in the heart o Wadi Hilwah neighborhood as ancient Jerusa-lem, and called it “City o David”.Ever since, many archaeologists o dierent nationalities haveconducted excavations in the area. The locals never initiatedthe excavations, but they were always conducted with respect or them, and the residents enjoyed the visits o tourists. In the 70s Israeli archaeologists began to excavate in Wadi Hilwah,led by the renowned Pro. Yigal Shilo.
Wadi Hilwah 1967 - 1987
Soon ater the 1967 War, Israel ormally annexed East Jerusaleminto the municipal borders o Jerusalem. Silwan grew rapidlyand welcomed many Palestinian reugees rom the ‘48 and ‘67wars. However, development in Palestinian neighborhoods inEast Jerusalem was little compared to in other parts o the city.
Wadi Hilwah in the 70s, looking from Shiloah/Silwan Pool
Once upon a time, where you’re standingright now, there was a small valley called Wadi Hilwah, part o the large Silwan village.
Hilwah was the wie o the
Siyam.She was killed during armed clashes in thevalley. Beore her death, the valley wascalled
, Valley o Wails. They say that at nightsone could hear among the hedges o cactuses the wails o theinnocent girl who was viciously murdered by her brother.The Muslim village o Silwan started to develop in the 16thcentury. The village was amous or its quality agricultural pro-duce, and served as a resting point on the way to the old city.Today the village counts 55,000 people. 5,500 live in WadiHilwah neighborhood, which lies on the Old City’s southernslopes. Here, evidently, is where ancient Jerusalem was estab-lished. The Gihon Spring (Ein Silwan) is the reason why peo-ple settled on the spur more than 5000 years ago and built thecity which became holy to the three monotheistic religions.Many cultures let their mark on the spur’s slopes and valleysthat set the boundaries o Wadi Hilwah: the Canaanites, whoestablished the city and built the impressive underground wa-ter system; the Judeans, who expanded the city; the Assyrians,who besieged it; the Babylonians, who destroyed it and ban-ished its people; the Persians; the Greeks, the heralds o Hel-lenism; the Romans; the Byzantines; and nally the Muslims,who ruled the city or 1300 years.In the 20th century, the villagers lived under our dierent rules: Ottoman, British, Jordanian, and, since 1967, Israeli, un-der which the Palestinian residents have no citizenship – a vul-nerable and dangerous status.

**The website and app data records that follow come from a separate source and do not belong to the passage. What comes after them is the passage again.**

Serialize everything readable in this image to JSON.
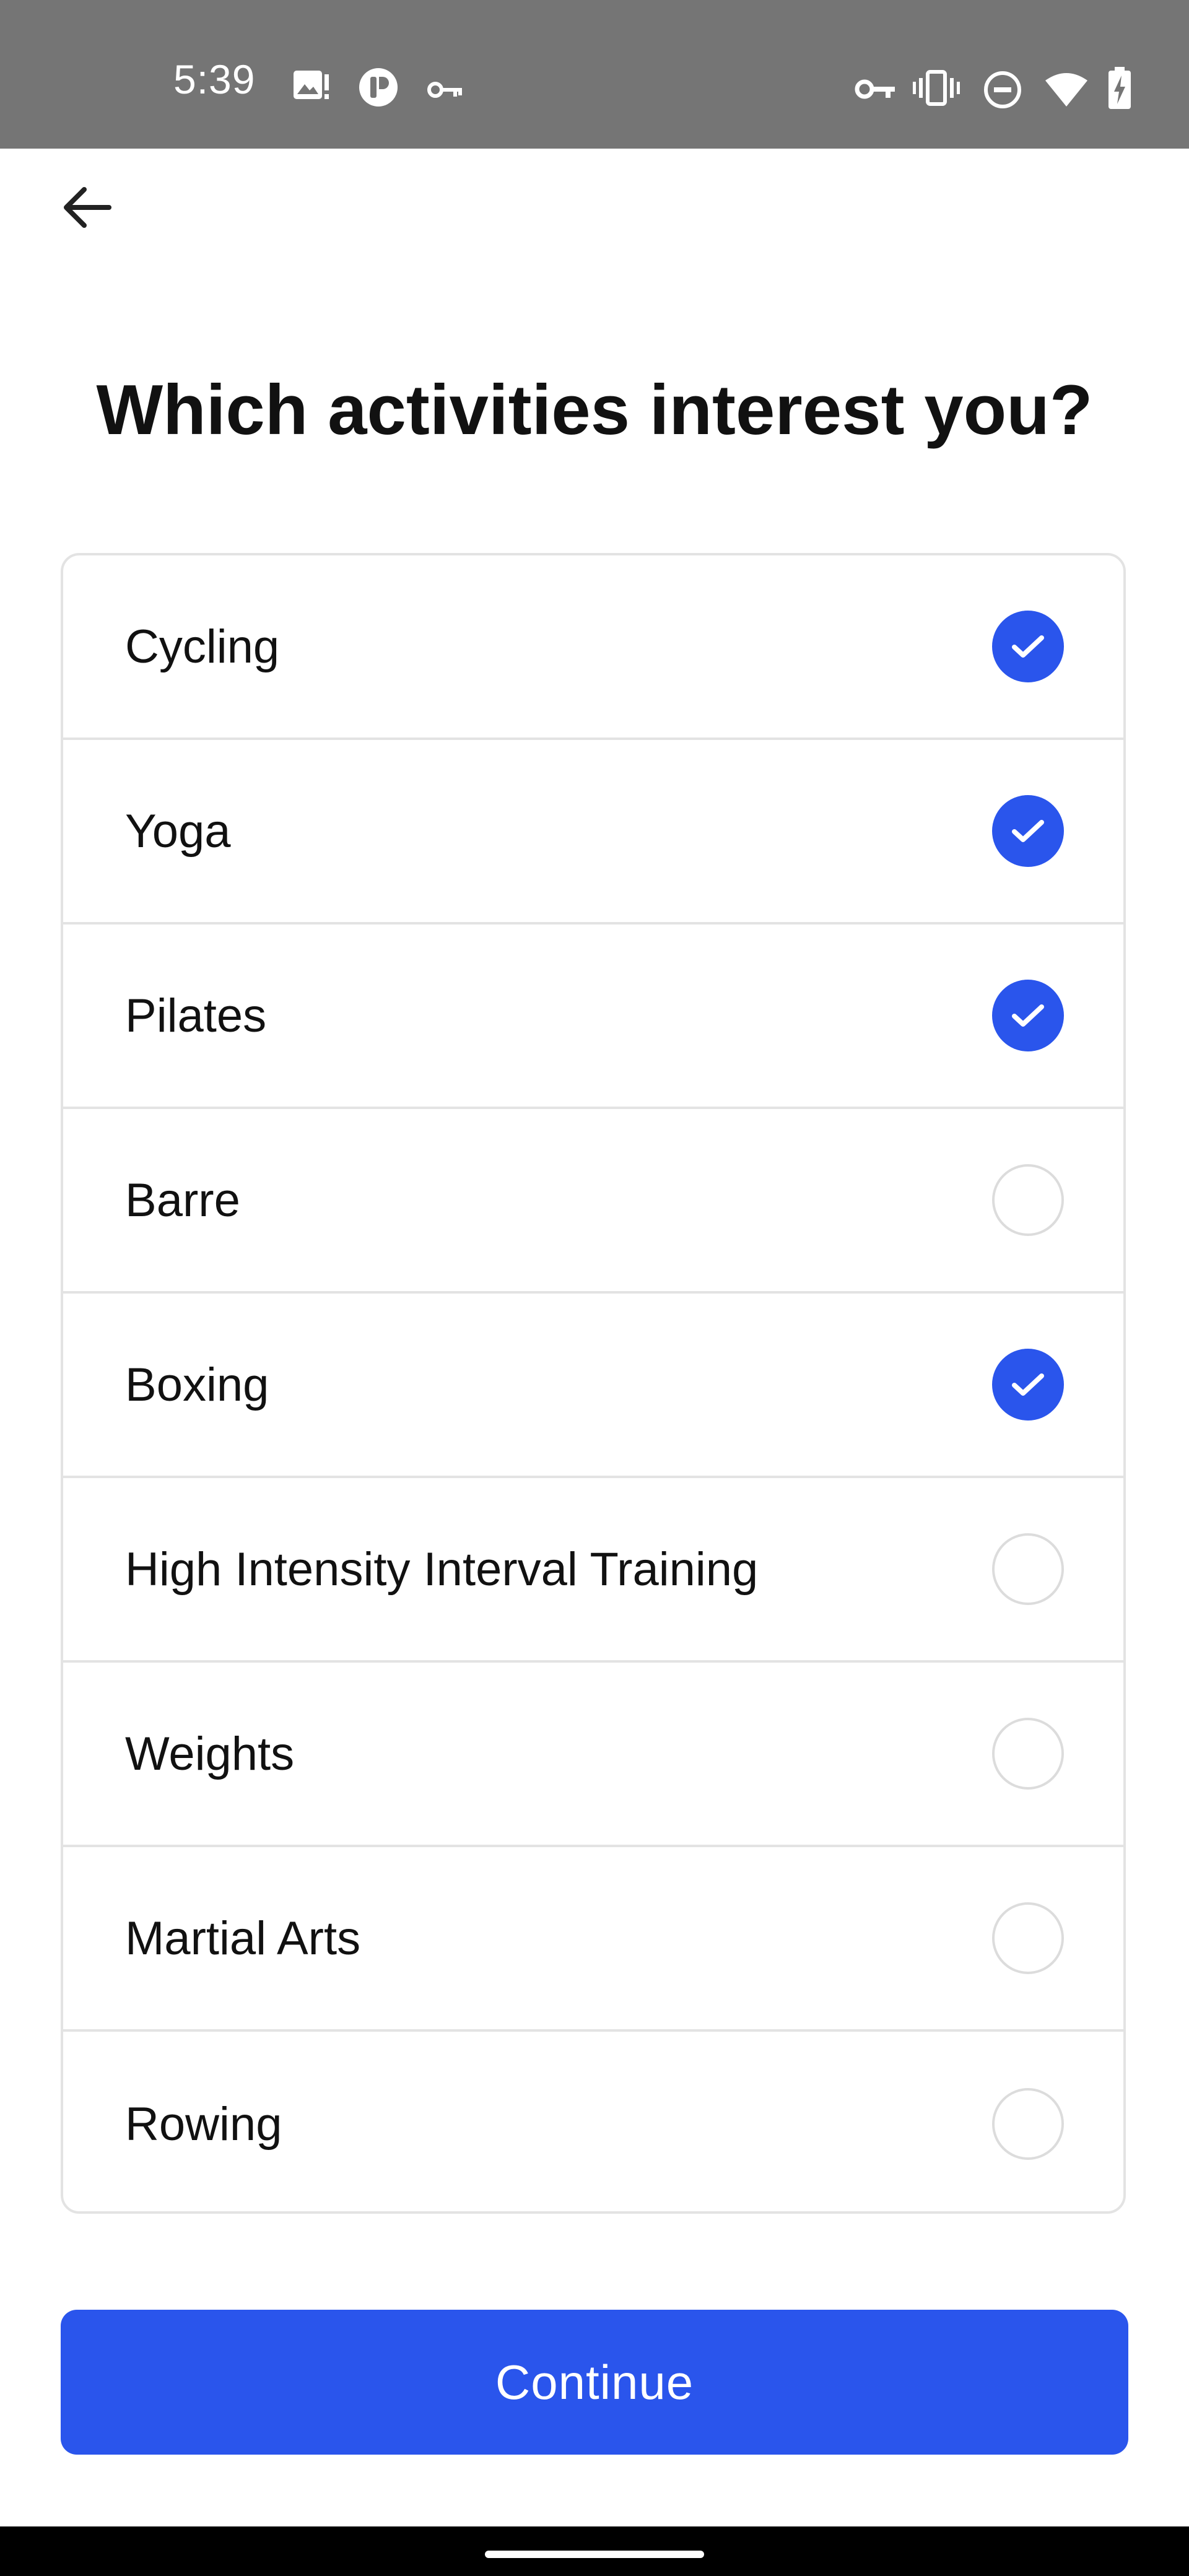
{
  "status_bar": {
    "time": "5:39",
    "left_icons": [
      "image-icon",
      "p-app-icon",
      "key-icon"
    ],
    "right_icons": [
      "vpn-key-icon",
      "vibrate-icon",
      "do-not-disturb-icon",
      "wifi-icon",
      "battery-charging-icon"
    ]
  },
  "header": {
    "back_icon": "arrow-left-icon",
    "title": "Which activities interest you?"
  },
  "activities": [
    {
      "label": "Cycling",
      "checked": true
    },
    {
      "label": "Yoga",
      "checked": true
    },
    {
      "label": "Pilates",
      "checked": true
    },
    {
      "label": "Barre",
      "checked": false
    },
    {
      "label": "Boxing",
      "checked": true
    },
    {
      "label": "High Intensity Interval Training",
      "checked": false
    },
    {
      "label": "Weights",
      "checked": false
    },
    {
      "label": "Martial Arts",
      "checked": false
    },
    {
      "label": "Rowing",
      "checked": false
    }
  ],
  "footer": {
    "continue_label": "Continue"
  },
  "colors": {
    "accent": "#2a55ec",
    "status_bar": "#757575",
    "divider": "#e3e3e3"
  }
}
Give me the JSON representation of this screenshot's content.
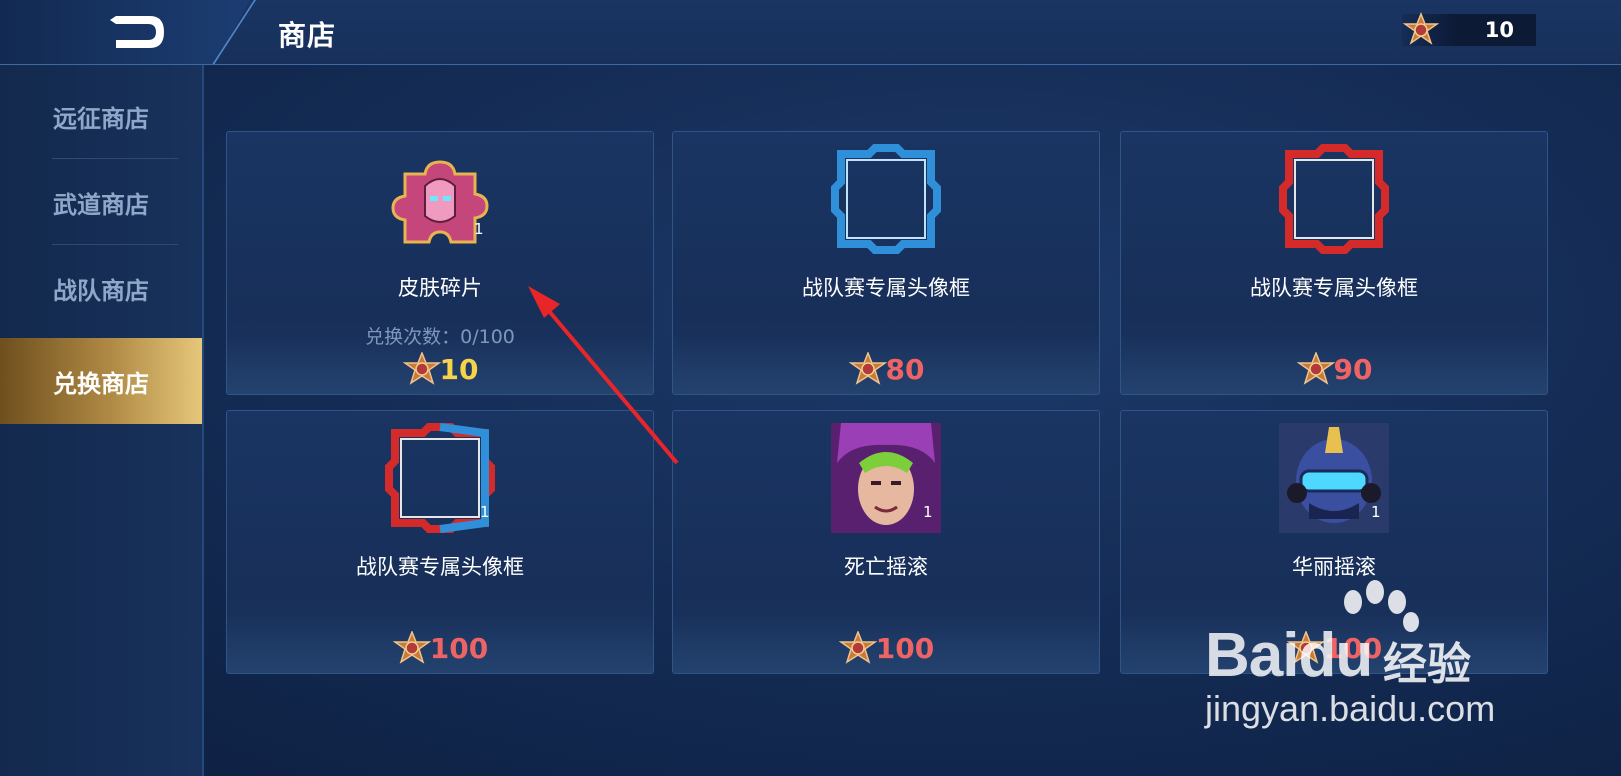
{
  "header": {
    "title": "商店",
    "currency_value": "10"
  },
  "sidebar": {
    "items": [
      {
        "label": "远征商店",
        "active": false
      },
      {
        "label": "武道商店",
        "active": false
      },
      {
        "label": "战队商店",
        "active": false
      },
      {
        "label": "兑换商店",
        "active": true
      }
    ]
  },
  "items": [
    {
      "name": "皮肤碎片",
      "icon": "skin-fragment-icon",
      "quantity": "1",
      "limit": "兑换次数：0/100",
      "price": "10",
      "price_color": "#f7d34a"
    },
    {
      "name": "战队赛专属头像框",
      "icon": "blue-avatar-frame-icon",
      "quantity": "",
      "price": "80",
      "price_color": "#ee6464"
    },
    {
      "name": "战队赛专属头像框",
      "icon": "red-avatar-frame-icon",
      "quantity": "",
      "price": "90",
      "price_color": "#ee6464"
    },
    {
      "name": "战队赛专属头像框",
      "icon": "red-blue-avatar-frame-icon",
      "quantity": "1",
      "price": "100",
      "price_color": "#ee6464"
    },
    {
      "name": "死亡摇滚",
      "icon": "death-rock-skin-icon",
      "quantity": "1",
      "price": "100",
      "price_color": "#ee6464"
    },
    {
      "name": "华丽摇滚",
      "icon": "glamorous-rock-skin-icon",
      "quantity": "1",
      "price": "100",
      "price_color": "#ee6464"
    }
  ],
  "watermark": {
    "brand": "Baidu",
    "cn": "经验",
    "url": "jingyan.baidu.com"
  }
}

Archaeological excavations in Wadi Hilwahstarted during the late Ottoman rule. Charles Warren discovered the underground watersystem at the close o the 19th century (a siteknown as Warren’s Shat), identied the site
Silwan Village - Wadi Hilwah neighborhood is seen on the slopes of the Old City